As for how demanding the game is, let’s use the Radeon RX 6800 XT as a benchmark. It achieves 38 fps at 4K on Medium, 33 fps on High, and a mere 29 fps on Ultra. For comparison, the 6800 XT averages 41 fps in The Last of Us Part I with the Ultra preset and 41 fps in Cyberpunk 2077 on the high preset – a performance boost of over 40% in these instances. In Hogwarts Legacy on Ultra, we observe 51 fps (a 76% increase) and 58 fps in A Plague Tale: Requiem on Ultra settings – a remarkable 100% surge.
While these aren’t direct comparisons, when 6800 XT users are accustomed to seeing 40-50 fps at 4K in the latest titles, a sub-30 fps in Starfield is jarring, highlighting the game’s demands.
It’s pretty crazy to find a game that’s so upscaling focused
Of course, you can use FSR 2 upscaling for a significant performance boost, but this often comes at the expense of visual quality and frankly shouldn’t be used at 1080p, especially on lower quality presets where the render scale diminishes to 50%. It’s also pretty crazy to find a game that’s so upscaling focused – enabled by default on every preset – yet only incorporates FSR 2 and not DLSS. We hope DLSS will be integrated soon.
Performance GPU Targets
If you’re considering a GPU upgrade for Starfield, targeting around 1440p medium to high settings would be ideal. For about 60 fps, a 6800 XT or RTX 4070 Ti would be apt. Currently, the Radeon GPU is available for around $530, while the 4070 Ti is priced at $800. In this scenario, the GeForce GPU lags in performance.
Normally, we’d lean towards a $600 RTX 4070 over a discounted 6800 XT. However, if Starfield is your focal point, the older Radeon GPU is both more affordable and efficient.
A more attractive option might be the Radeon RX 7800 XT, slated for launch next week.
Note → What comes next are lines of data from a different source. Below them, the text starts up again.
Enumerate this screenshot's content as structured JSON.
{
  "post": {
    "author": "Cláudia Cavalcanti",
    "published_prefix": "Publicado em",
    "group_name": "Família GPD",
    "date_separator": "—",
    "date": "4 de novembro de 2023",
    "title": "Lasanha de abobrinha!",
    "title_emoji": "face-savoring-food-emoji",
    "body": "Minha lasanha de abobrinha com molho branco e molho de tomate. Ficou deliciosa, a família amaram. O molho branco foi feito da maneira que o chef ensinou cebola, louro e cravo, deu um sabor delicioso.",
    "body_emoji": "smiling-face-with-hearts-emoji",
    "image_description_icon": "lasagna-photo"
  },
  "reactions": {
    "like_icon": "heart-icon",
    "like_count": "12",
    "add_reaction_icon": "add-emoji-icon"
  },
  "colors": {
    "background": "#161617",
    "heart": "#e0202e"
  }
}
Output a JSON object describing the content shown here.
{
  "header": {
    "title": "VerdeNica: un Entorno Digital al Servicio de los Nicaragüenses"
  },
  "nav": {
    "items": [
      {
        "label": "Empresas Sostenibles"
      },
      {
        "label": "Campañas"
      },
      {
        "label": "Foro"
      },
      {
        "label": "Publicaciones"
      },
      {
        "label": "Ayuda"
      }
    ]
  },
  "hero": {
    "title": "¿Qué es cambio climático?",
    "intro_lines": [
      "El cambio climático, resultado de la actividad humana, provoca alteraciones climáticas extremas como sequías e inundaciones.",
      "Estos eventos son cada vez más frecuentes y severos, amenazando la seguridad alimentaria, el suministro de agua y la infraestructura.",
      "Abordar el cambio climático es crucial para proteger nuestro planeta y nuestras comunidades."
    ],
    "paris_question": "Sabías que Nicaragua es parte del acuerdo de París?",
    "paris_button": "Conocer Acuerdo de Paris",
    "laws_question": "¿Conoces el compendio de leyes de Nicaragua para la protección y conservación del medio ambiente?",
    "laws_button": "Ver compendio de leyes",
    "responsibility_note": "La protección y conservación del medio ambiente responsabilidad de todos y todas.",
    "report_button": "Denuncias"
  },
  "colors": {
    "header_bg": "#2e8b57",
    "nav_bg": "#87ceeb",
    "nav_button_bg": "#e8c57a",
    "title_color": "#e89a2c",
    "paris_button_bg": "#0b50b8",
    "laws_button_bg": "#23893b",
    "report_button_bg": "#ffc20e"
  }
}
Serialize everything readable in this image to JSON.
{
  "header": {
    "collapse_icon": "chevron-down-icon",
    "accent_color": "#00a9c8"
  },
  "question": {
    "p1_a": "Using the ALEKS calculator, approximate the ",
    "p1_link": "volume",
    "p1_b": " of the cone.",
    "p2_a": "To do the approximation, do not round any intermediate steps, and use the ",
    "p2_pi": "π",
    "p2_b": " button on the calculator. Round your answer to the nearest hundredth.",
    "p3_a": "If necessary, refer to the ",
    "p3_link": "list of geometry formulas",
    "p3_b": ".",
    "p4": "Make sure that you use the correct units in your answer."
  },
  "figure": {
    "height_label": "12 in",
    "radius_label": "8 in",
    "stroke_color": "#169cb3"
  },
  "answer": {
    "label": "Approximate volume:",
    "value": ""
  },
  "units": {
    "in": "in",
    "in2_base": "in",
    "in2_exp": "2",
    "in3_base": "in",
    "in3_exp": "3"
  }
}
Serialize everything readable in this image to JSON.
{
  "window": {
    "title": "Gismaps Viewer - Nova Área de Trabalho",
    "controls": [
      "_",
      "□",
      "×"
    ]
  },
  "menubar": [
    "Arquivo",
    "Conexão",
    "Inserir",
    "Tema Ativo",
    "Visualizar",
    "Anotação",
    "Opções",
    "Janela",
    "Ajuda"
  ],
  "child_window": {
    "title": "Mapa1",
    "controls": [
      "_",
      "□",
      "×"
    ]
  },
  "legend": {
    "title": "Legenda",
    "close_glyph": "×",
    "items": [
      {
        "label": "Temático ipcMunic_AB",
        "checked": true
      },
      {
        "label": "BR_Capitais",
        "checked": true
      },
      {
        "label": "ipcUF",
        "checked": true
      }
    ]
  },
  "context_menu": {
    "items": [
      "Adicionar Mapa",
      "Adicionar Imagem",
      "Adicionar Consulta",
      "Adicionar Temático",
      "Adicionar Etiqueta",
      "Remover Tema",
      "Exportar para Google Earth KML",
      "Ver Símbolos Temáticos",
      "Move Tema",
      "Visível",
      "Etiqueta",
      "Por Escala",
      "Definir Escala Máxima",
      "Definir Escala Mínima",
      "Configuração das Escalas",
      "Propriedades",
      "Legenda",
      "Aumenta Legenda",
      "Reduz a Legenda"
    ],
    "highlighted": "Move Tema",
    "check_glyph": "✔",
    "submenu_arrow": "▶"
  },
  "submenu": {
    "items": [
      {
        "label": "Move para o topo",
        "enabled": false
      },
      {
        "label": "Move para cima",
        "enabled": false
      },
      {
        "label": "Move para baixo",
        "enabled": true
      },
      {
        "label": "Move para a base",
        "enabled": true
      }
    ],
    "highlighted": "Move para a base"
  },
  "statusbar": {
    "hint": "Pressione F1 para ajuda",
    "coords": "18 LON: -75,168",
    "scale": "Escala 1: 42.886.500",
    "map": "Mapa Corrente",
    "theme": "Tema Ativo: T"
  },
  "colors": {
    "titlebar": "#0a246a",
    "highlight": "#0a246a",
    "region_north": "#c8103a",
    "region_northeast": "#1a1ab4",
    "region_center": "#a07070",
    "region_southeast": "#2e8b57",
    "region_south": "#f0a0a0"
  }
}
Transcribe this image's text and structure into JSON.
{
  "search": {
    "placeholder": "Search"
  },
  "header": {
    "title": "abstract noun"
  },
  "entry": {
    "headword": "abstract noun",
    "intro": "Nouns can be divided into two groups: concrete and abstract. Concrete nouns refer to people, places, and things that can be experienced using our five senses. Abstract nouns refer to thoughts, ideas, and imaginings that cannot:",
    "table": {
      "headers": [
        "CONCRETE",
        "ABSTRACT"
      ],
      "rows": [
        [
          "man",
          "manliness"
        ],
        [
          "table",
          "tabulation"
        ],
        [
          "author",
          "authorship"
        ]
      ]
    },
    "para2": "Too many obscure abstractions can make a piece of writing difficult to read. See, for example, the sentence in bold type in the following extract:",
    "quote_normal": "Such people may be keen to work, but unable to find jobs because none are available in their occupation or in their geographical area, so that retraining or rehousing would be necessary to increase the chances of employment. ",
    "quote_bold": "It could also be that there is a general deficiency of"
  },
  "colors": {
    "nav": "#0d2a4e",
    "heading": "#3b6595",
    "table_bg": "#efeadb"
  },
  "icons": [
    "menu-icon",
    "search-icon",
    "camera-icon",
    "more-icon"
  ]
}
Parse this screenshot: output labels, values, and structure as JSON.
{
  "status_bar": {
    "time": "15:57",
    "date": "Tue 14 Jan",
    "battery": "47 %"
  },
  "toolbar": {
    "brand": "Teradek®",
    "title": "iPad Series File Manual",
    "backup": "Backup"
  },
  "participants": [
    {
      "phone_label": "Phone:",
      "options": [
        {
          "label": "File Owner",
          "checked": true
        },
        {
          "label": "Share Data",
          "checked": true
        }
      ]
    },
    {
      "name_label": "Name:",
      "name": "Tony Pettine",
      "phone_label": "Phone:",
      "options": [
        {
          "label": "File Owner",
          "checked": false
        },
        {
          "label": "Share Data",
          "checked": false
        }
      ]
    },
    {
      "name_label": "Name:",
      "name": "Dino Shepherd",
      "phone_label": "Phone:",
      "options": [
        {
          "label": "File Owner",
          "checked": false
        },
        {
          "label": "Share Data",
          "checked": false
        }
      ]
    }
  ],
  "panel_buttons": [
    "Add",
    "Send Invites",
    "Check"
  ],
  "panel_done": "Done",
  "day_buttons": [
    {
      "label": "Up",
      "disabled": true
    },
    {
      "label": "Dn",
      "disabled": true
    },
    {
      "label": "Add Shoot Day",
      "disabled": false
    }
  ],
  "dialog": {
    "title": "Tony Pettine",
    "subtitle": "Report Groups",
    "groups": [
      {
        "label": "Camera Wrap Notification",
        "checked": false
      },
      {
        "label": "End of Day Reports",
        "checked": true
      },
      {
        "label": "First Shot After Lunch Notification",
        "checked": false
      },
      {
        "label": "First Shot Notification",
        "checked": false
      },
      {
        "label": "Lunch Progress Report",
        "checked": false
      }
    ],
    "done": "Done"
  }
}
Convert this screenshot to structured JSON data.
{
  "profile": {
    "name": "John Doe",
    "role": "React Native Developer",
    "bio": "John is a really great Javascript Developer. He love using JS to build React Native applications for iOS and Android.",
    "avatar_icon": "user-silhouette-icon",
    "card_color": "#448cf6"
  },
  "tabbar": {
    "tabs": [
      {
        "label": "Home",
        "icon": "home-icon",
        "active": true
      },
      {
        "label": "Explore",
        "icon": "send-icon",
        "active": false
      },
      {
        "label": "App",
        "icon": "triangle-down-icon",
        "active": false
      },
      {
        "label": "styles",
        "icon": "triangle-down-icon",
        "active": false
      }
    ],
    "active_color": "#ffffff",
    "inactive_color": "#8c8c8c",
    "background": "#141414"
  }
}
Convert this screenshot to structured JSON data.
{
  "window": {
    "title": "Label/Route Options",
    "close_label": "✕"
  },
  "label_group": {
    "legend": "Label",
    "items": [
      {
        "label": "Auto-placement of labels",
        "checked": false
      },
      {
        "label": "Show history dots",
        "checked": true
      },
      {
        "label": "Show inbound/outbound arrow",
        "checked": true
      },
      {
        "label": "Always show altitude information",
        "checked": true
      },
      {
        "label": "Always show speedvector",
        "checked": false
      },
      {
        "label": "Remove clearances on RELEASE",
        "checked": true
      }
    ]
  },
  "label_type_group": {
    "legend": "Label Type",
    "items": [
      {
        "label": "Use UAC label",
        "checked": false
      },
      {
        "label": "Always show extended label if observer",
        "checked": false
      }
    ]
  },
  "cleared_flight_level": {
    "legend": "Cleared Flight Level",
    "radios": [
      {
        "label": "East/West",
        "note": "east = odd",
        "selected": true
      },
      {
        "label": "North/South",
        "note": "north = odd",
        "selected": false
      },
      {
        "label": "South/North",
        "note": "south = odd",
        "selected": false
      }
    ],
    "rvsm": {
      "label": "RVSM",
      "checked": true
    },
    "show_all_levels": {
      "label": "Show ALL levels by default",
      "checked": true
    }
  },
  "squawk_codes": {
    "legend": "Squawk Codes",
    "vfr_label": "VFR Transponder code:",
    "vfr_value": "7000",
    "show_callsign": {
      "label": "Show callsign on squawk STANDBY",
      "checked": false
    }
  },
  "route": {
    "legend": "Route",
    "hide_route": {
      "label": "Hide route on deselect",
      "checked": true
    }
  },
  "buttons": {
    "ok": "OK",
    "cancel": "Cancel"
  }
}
Rumors suggest it will offer 6800 XT-level performance for $500. Yet, puzzlingly, AMD chose not to make the 7800 XT and 7700 XT available for early Starfield benchmarks – a missed opportunity.
By next week, most Starfield benchmark content will have been released. We don’t plan to update this article to add the new Radeon GPUs unless there’s a noteworthy driver or game update accompanying them.
On that note, we’re keen to track the progress of Starfield over the coming months to see if performance improves and if Nvidia’s able to catch up to AMD.
- AMD Radeon RX 7900 XT on Amazon
- Nvidia GeForce RTX 4070 Ti on Amazon
- AMD Radeon RX 7600 on Amazon
- Nvidia GeForce RTX 4060 on Amazon
- Nvidia GeForce RTX 4070 on Amazon
- AMD Radeon RX 7900 XTX on Amazon
- Nvidia GeForce RTX 4090 on Amazon